Hi Mike Here are a few suggestions for you. Platinum is not a
difficult metal to work with but is a little different from gold or

There are several different types of platinum alloy and each is
designed for different purposes. If you are going to fabricate your
piece by hand you should use platinum iridium. One of the great
advantages about platinum to keep in mind is that you can use much
thinner pieces than with either gold or silver. If the piece you are
constructing is going to be composed of only platinum then most of
your work should be wielded together instead of soldered wherever
possible and where you find it necessary to use platinum solder use
the highest possible (1700). You can make your welding material by
simply rolling out a piece of platinum as thin as possible (the
thinner the better).

Platinum Iridium is a very stable metal and does not react to heat
by developing fire scale like gold and silver do, so you do not need
to use flux when wielding or soldering, but it can be contaminated by
steel when heated so be careful.

Make sure your bench is clean and free from other metal sweeps and
dust such as gold and silver filings or dust and steel filings. One
of the problems encounter with welding platinum is that dirt or metal
dust or filings can cause pitting in the weld seams.

Ideally you should have a set of tools dedicated to only working on
platinum such as a high temperature soldering block, goggles, saw
blades, files and sandpaper. This is because bits of other metal
imbedded in your files or sandpaper or saw blades and such can
contaminate your platinum and make it difficult to get a good finish
on the piece.

When constructing your piece try to be as exacting as possible. The
better your parts fit together before welding them the easier it will
be to get a good finish. You should also finish and polish your parts
before welding them together. One nice thing about platinum is that
heating it has no effect on its finish.

Avoid using steel tweezers to hold your parts together while welding
them. Steel will stain heated platinum. Crazy glue works very well
to hold the parts together.

The hardest part of working with platinum is getting a mirror
finish. When you are ready for the final finish, go over the entire
piece and check for pit holes. If you find pit holes use a cobalt
burnisher to get rid of them. You can also use heavy duty sewing
needles in hard to reach areas. You can then use progressively finer
files and sand paper to smooth out the metal. You could start with a
#2 file and work toward a #6 file, then use progressively finer grits
of sandpaper. you may even want to take a #2 lead pencil and rub a
coating of it over the finest grit sandpaper you are using for the
final sanding. The platinum needs to be sanded to almost a mirror
finish before polishing.

You should use polishing wheels that are dedicated to just working
with platinum and get the polishing compounds that are designed for
working with platinum. There are several good ones on the market.

Most importantly be patient. Finishing platinum is very tedious but
the results make it all worthwhile.

Have fun
Ted Curtis

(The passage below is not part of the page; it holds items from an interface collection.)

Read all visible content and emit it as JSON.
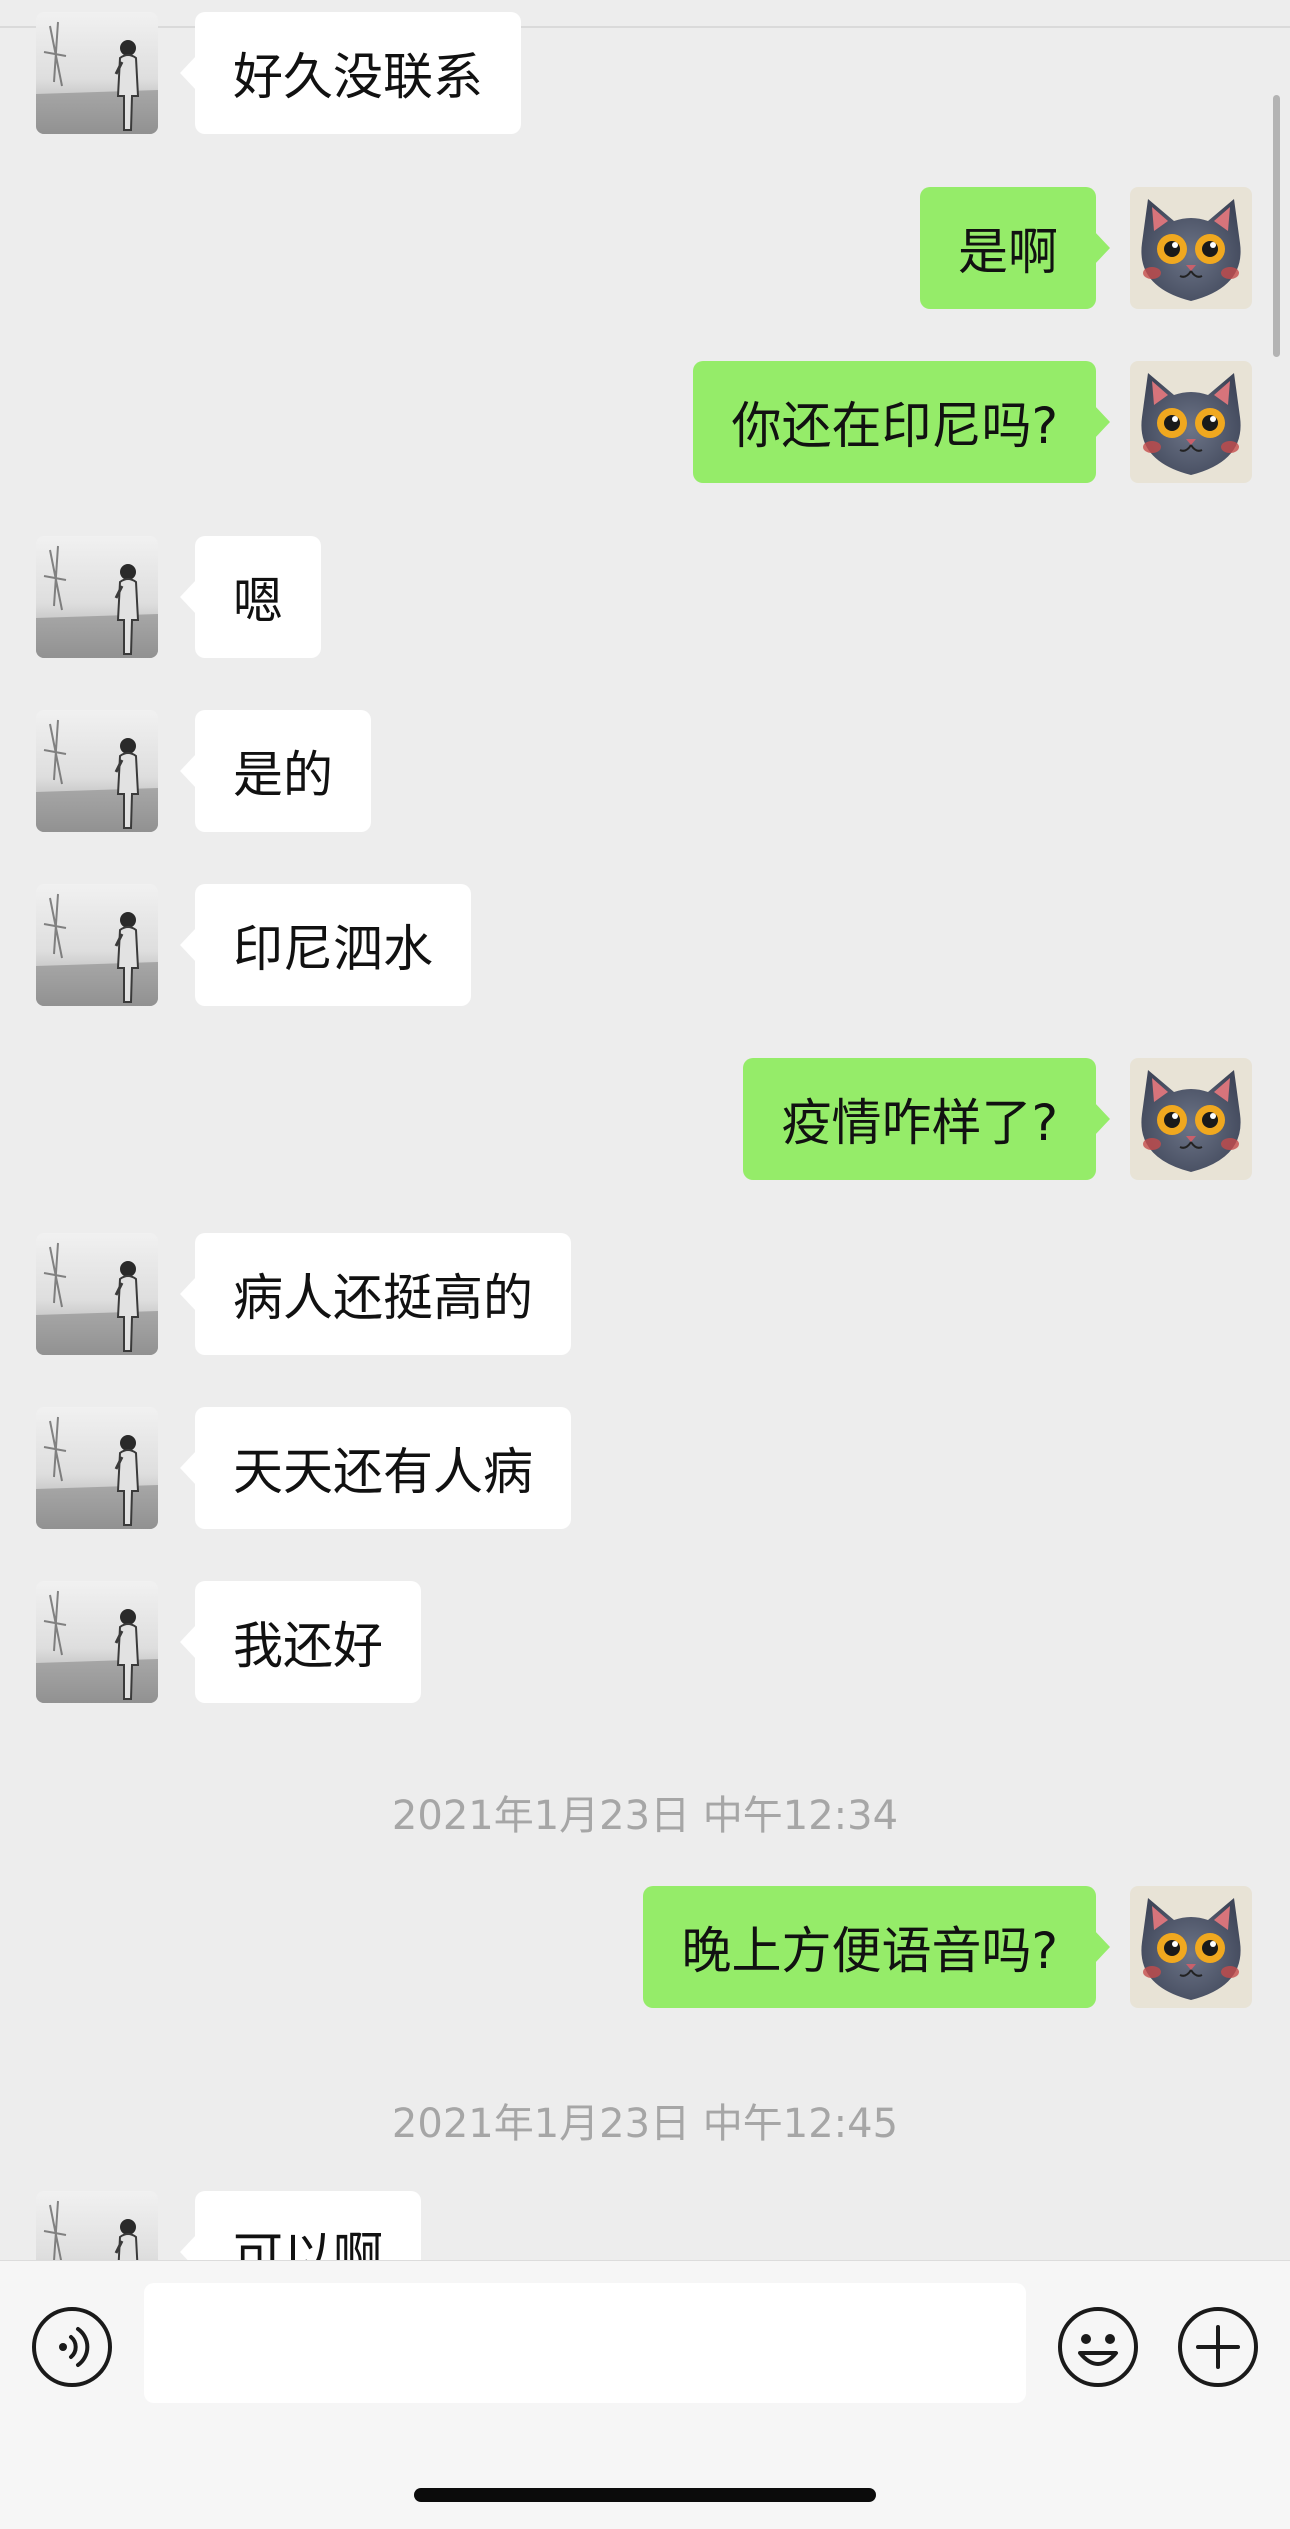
{
  "conversation": {
    "messages": [
      {
        "side": "left",
        "text": "好久没联系"
      },
      {
        "side": "right",
        "text": "是啊"
      },
      {
        "side": "right",
        "text": "你还在印尼吗?"
      },
      {
        "side": "left",
        "text": "嗯"
      },
      {
        "side": "left",
        "text": "是的"
      },
      {
        "side": "left",
        "text": "印尼泗水"
      },
      {
        "side": "right",
        "text": "疫情咋样了?"
      },
      {
        "side": "left",
        "text": "病人还挺高的"
      },
      {
        "side": "left",
        "text": "天天还有人病"
      },
      {
        "side": "left",
        "text": "我还好"
      },
      {
        "timestamp": "2021年1月23日 中午12:34"
      },
      {
        "side": "right",
        "text": "晚上方便语音吗?"
      },
      {
        "timestamp": "2021年1月23日 中午12:45"
      },
      {
        "side": "left",
        "text": "可以啊"
      }
    ]
  },
  "input_bar": {
    "message_value": "",
    "icons": {
      "voice": "voice-icon",
      "emoji": "emoji-icon",
      "more": "plus-icon"
    }
  },
  "colors": {
    "background": "#ededed",
    "own_bubble": "#95ec69",
    "other_bubble": "#ffffff",
    "timestamp_text": "#a6a6a6"
  },
  "avatars": {
    "other": "grayscale-person-photo",
    "self": "gray-cat-illustration"
  }
}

Hi I needed to clarify a couple of suggestions that I made in a post
to Mike about working with Platinum. I mentioned a cobalt burnisher.
What I meant was a carbide burnisher. I also mentioned a #2 lead
pencil. What I was refering to is a soft graphite pencil. Sorry about
that folks.

Ted Curtis